jdcal
=====
.. _TPM: http://www.sal.wisc.edu/~jwp/astro/tpm/tpm.html
.. _Jeffrey W. Percival: http://www.sal.wisc.edu/~jwp/
.. _IAU SOFA: http://www.iausofa.org/
.. _pip: https://pypi.org/project/pip/
.. image:: https://github.com/phn/jdcal/workflows/CI/badge.svg
:target: https://github.com/phn/jdcal/actions?query=workflow%3ACI
This module contains functions for converting between Julian dates and
calendar dates.
A function for converting Gregorian calendar dates to Julian dates, and
another function for converting Julian calendar dates to Julian dates
are defined. Two functions for the reverse calculations are also
defined.
Different regions of the world switched to Gregorian calendar from
Julian calendar on different dates. Having separate functions for Julian
and Gregorian calendars allow maximum flexibility in choosing the
relevant calendar.
Julian dates are stored in two floating point numbers (double). Julian

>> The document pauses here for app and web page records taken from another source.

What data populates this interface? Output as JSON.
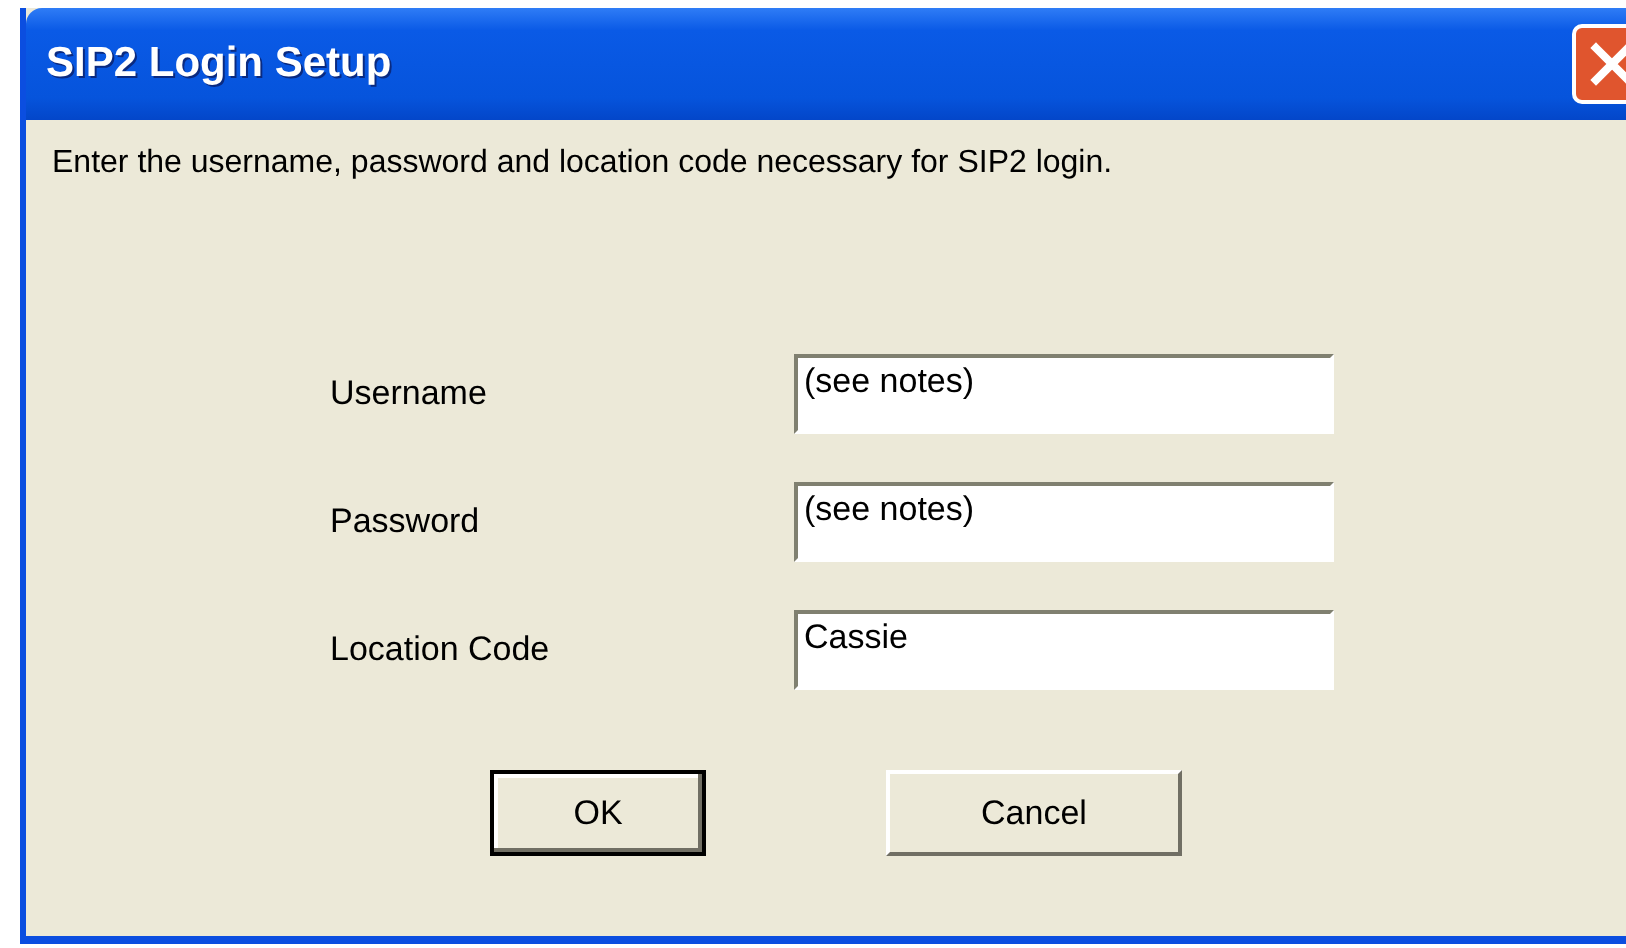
{
  "window": {
    "title": "SIP2 Login Setup"
  },
  "instructions": "Enter the username, password and location code necessary for SIP2 login.",
  "fields": [
    {
      "label": "Username",
      "value": "(see notes)"
    },
    {
      "label": "Password",
      "value": "(see notes)"
    },
    {
      "label": "Location Code",
      "value": "Cassie"
    }
  ],
  "buttons": [
    {
      "label": "OK",
      "default": true
    },
    {
      "label": "Cancel",
      "default": false
    }
  ]
}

dates, and Modified Julian dates, are large numbers. If only one number
is used, then the precision of the time stored is limited. Using two

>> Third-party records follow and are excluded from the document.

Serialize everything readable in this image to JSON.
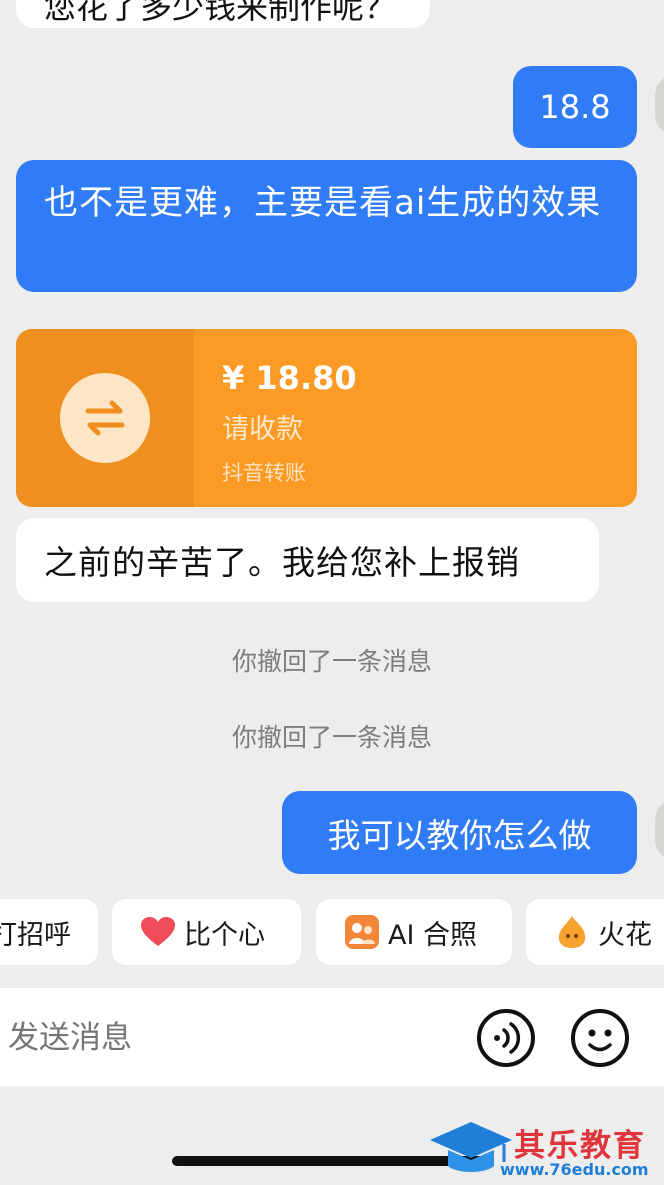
{
  "messages": [
    {
      "text": "您花了多少钱来制作呢？"
    },
    {
      "text": "18.8"
    },
    {
      "text": "也不是更难，主要是看ai生成的效果"
    },
    {
      "text": "之前的辛苦了。我给您补上报销"
    },
    {
      "text": "我可以教你怎么做"
    }
  ],
  "transfer": {
    "amount": "¥ 18.80",
    "status": "请收款",
    "source": "抖音转账"
  },
  "system": [
    "你撤回了一条消息",
    "你撤回了一条消息"
  ],
  "quick_actions": [
    {
      "label": "打招呼",
      "icon": "wave-icon"
    },
    {
      "label": "比个心",
      "icon": "heart-icon"
    },
    {
      "label": "AI 合照",
      "icon": "ai-photo-icon"
    },
    {
      "label": "火花",
      "icon": "spark-icon"
    }
  ],
  "composer": {
    "placeholder": "发送消息"
  },
  "watermark": {
    "name": "其乐教育",
    "url": "www.76edu.com"
  },
  "colors": {
    "blue": "#2f7cf6",
    "orange": "#fb9b25",
    "orange_dark": "#ef8f1f",
    "background": "#ededed"
  }
}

numbers, time can be split in a manner that will allow maximum
precision. For example, the first number could be the Julian date for

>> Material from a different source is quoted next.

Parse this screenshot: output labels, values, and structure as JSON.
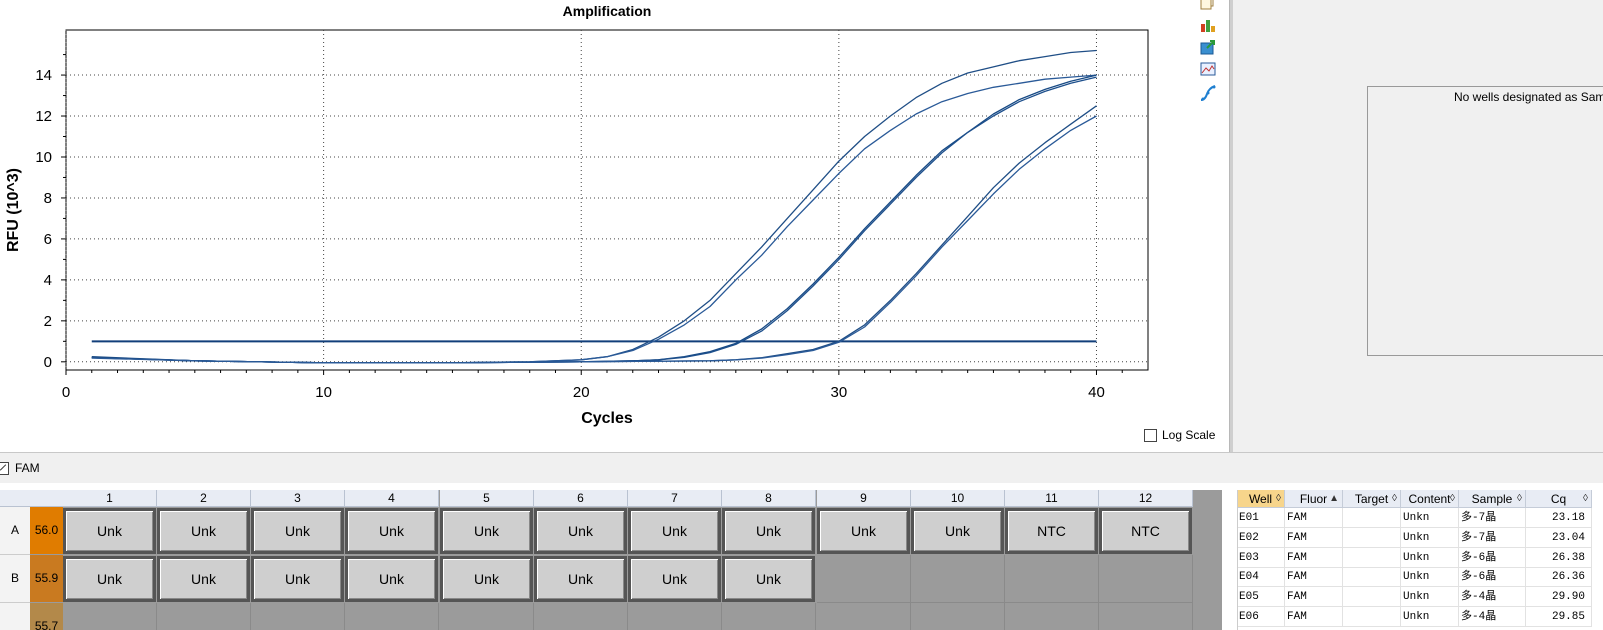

the beginning of a day and the second number could be the fractional
day. Calculations that need the latter part can now work with maximum
precision.
All the above functions are "proleptic". This means that they work for
dates on which the concerned calendar is not valid. For example,
Gregorian calendar was not used prior to around October 1582.
A function to test if a given Gregorian calendar year is a leap year is
also defined.
Zero point of Modified Julian Date (MJD) and the MJD of 2000/1/1
12:00:00 are also given as module level constants.
Examples
--------
Some examples are given below. For more information see
https://oneau.wordpress.com/2011/08/30/jdcal/.
Gregorian calendar:
.. code-block:: python
>>> from jdcal import gcal2jd, jd2gcal
>>> gcal2jd(2000,1,1)
(2400000.5, 51544.0)
>>> 2400000.5 + 51544.0 + 0.5
2451545.0
>>> gcal2jd(2000,2,30)
(2400000.5, 51604.0)
>>> gcal2jd(2000,3,1)
(2400000.5, 51604.0)
>>> gcal2jd(2001,2,30)
(2400000.5, 51970.0)
>>> gcal2jd(2001,3,2)
(2400000.5, 51970.0)
>>> jd2gcal(*gcal2jd(2000,1,1))
(2000, 1, 1, 0.0)
>>> jd2gcal(*gcal2jd(1950,1,1))
(1950, 1, 1, 0.0)
>>> gcal2jd(2000,1,1)
(2400000.5, 51544.0)
>>> jd2gcal(2400000.5, 51544.0)
(2000, 1, 1, 0.0)
>>> jd2gcal(2400000.5, 51544.5)
(2000, 1, 1, 0.5)
>>> jd2gcal(2400000.5, 51544.245)
(2000, 1, 1, 0.24500000000261934)
>>> jd2gcal(2400000.5, 51544.1)
(2000, 1, 1, 0.099999999998544808)
>>> jd2gcal(2400000.5, 51544.75)
(2000, 1, 1, 0.75)
Julian calendar:
.. code-block:: python
>>> jd2jcal(*jcal2jd(2000, 1, 1))
(2000, 1, 1, 0.0)
>>> jd2jcal(*jcal2jd(-4000, 10, 11))
(-4000, 10, 11, 0.0)
Gregorian leap year:
.. code-block:: python
>>> from jdcal import is_leap
>>> is_leap(2000)
True
>>> is_leap(2100)
False
JD for zero point of MJD, and MJD for JD2000.0:
.. code-block:: python
>>> from jdcal import MJD_0, MJD_JD2000
>>> print MJD_0
2400000.5
>>> print MJD_JD2000
51544.5
Installation
------------
The module can be installed using `pip`_::
$ pip install jdcal
Tests are in ``test_jdcal.py``.
Credits
--------
1. A good amount of the code is based on the excellent `TPM`_ C library
by `Jeffrey W. Percival`_.
2. The inspiration to split Julian dates into two numbers came from the
`IAU SOFA`_ C library. No code or algorithm from the SOFA library is
used in `jdcal`.
License
-------
Released under BSD; see LICENSE.txt.
For comments and suggestions, email to user `prasanthhn` in the `gmail.com`
domain.